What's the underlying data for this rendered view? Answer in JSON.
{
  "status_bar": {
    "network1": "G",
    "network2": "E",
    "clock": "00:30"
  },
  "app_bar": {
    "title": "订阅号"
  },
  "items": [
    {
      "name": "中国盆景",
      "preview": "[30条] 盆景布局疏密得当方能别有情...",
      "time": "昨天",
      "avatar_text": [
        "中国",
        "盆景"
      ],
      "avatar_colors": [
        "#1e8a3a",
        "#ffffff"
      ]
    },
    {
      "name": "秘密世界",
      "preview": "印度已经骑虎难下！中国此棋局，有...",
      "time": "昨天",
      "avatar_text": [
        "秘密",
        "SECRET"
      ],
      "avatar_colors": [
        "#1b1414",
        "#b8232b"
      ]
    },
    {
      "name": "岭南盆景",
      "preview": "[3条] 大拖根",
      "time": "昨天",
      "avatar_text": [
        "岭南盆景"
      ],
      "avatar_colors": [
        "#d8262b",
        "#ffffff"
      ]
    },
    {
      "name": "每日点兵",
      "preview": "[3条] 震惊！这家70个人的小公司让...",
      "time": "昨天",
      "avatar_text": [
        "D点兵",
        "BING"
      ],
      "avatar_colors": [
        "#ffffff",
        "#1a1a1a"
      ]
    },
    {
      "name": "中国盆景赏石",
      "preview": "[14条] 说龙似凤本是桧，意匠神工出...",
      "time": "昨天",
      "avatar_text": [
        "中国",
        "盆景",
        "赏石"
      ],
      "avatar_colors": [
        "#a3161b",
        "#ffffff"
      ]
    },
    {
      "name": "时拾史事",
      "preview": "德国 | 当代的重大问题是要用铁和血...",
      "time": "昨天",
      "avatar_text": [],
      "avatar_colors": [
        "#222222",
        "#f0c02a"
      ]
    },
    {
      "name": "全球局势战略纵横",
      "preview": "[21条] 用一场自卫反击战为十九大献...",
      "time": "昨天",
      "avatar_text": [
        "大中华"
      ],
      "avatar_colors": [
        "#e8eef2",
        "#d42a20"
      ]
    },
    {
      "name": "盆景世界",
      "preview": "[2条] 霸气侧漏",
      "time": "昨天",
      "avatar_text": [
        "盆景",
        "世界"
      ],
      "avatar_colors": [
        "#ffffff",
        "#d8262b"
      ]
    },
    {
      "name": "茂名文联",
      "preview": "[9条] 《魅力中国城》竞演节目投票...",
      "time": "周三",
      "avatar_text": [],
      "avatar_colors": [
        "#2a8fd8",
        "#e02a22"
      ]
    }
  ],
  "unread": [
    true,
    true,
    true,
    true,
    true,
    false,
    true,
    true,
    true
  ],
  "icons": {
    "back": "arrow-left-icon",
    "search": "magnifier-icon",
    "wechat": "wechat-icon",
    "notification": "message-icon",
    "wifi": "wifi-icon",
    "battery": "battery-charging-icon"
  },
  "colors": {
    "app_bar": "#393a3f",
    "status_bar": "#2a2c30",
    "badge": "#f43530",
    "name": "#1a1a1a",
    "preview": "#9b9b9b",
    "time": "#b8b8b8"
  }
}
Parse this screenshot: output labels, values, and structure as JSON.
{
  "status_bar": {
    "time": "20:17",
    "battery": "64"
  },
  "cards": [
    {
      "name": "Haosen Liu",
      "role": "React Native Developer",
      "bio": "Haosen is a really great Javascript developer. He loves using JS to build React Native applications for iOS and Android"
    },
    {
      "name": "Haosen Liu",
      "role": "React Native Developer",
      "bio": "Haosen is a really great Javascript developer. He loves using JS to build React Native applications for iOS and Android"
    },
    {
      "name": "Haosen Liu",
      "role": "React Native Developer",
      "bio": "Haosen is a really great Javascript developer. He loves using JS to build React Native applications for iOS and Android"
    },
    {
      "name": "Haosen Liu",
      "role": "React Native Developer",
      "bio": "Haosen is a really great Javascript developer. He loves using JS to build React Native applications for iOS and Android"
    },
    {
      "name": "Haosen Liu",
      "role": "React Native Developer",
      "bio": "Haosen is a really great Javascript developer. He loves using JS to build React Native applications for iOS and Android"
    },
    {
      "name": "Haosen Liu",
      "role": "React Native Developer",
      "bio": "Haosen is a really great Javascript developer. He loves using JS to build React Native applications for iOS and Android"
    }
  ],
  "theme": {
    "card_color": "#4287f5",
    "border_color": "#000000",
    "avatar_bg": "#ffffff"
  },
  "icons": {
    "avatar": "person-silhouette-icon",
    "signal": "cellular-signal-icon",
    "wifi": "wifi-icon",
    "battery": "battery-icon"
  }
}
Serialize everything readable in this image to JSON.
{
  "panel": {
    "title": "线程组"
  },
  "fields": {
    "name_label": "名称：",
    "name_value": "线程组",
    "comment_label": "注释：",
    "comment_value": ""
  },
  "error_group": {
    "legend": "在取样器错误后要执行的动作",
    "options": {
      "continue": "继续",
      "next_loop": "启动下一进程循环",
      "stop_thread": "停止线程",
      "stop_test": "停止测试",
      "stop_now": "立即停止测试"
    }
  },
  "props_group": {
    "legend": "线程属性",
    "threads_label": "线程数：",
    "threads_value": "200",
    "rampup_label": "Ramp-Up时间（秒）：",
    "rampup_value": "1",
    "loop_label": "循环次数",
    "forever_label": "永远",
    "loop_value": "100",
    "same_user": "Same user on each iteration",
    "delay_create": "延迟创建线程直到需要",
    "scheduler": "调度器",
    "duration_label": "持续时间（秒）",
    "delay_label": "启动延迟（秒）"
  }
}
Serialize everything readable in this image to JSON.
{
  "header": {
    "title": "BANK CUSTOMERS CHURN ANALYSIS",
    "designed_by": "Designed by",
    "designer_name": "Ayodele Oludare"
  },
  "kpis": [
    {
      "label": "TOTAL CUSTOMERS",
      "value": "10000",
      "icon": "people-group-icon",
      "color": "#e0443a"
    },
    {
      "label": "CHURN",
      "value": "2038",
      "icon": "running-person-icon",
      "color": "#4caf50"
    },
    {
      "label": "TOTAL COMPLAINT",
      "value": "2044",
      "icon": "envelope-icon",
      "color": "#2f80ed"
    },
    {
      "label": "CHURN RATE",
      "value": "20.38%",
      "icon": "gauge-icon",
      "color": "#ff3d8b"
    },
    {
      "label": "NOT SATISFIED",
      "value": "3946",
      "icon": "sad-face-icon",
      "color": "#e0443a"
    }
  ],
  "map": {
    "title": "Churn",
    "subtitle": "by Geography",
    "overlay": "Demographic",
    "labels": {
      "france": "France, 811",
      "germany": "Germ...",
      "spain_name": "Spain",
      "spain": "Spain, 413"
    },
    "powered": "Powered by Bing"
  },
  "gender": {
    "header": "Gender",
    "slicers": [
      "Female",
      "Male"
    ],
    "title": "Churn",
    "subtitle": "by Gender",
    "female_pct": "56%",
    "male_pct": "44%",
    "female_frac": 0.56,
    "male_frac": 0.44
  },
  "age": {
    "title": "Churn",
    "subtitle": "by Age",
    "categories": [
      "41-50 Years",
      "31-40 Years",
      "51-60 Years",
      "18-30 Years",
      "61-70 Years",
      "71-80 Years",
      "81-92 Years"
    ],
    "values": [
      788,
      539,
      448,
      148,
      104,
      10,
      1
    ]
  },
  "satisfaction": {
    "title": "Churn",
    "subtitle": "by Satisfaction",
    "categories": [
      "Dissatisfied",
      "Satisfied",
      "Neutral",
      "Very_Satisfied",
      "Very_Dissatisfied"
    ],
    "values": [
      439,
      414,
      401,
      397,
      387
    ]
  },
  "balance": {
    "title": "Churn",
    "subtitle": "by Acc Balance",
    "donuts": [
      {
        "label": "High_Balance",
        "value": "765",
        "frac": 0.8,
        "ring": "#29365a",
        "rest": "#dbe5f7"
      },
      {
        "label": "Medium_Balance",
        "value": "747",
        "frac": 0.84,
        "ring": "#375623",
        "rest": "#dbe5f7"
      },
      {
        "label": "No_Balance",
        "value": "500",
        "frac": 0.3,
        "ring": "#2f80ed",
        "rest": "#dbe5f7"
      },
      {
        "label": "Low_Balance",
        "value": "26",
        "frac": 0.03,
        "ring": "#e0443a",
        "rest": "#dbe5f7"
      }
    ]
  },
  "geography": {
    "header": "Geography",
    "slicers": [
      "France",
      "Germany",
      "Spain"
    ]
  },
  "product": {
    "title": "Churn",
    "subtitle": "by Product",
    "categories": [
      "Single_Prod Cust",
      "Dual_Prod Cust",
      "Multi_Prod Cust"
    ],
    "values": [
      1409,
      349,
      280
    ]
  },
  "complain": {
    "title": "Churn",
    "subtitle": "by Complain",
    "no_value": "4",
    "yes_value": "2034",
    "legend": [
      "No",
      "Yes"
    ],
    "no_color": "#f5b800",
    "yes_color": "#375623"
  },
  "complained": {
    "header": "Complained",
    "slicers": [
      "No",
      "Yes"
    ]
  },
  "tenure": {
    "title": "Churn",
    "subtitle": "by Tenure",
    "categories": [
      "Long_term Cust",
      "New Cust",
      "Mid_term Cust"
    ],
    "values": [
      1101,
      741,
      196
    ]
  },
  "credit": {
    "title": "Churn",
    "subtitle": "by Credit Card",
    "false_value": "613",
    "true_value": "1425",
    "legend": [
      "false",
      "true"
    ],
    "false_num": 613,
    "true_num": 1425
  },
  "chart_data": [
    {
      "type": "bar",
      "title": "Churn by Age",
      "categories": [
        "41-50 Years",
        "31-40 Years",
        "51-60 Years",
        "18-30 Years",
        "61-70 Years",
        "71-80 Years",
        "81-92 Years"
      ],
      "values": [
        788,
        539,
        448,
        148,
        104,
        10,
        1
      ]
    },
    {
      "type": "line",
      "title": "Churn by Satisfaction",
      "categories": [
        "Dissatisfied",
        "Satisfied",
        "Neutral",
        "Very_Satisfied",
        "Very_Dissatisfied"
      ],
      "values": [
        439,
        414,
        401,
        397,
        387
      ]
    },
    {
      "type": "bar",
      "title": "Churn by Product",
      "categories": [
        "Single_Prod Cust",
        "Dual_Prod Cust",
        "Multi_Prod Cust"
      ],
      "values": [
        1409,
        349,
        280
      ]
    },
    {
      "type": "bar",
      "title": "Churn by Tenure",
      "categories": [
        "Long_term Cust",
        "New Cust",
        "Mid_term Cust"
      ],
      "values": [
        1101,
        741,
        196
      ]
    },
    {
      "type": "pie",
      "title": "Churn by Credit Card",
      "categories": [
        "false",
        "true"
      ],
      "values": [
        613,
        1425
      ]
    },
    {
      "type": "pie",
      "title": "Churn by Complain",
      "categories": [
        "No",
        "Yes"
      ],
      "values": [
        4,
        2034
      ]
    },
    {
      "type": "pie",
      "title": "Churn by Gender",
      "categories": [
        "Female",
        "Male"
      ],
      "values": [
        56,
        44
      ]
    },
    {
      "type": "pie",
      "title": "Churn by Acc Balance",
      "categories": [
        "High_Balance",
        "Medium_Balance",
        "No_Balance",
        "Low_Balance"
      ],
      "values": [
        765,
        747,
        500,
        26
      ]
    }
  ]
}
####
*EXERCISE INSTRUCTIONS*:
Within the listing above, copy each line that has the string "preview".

*WRITTEN ANSWER*:
      "preview": "[30条] 盆景布局疏密得当方能别有情...",
      "preview": "印度已经骑虎难下！中国此棋局，有...",
      "preview": "[3条] 大拖根",
      "preview": "[3条] 震惊！这家70个人的小公司让...",
      "preview": "[14条] 说龙似凤本是桧，意匠神工出...",
      "preview": "德国 | 当代的重大问题是要用铁和血...",
      "preview": "[21条] 用一场自卫反击战为十九大献...",
      "preview": "[2条] 霸气侧漏",
      "preview": "[9条] 《魅力中国城》竞演节目投票...",
    "preview": "#9b9b9b",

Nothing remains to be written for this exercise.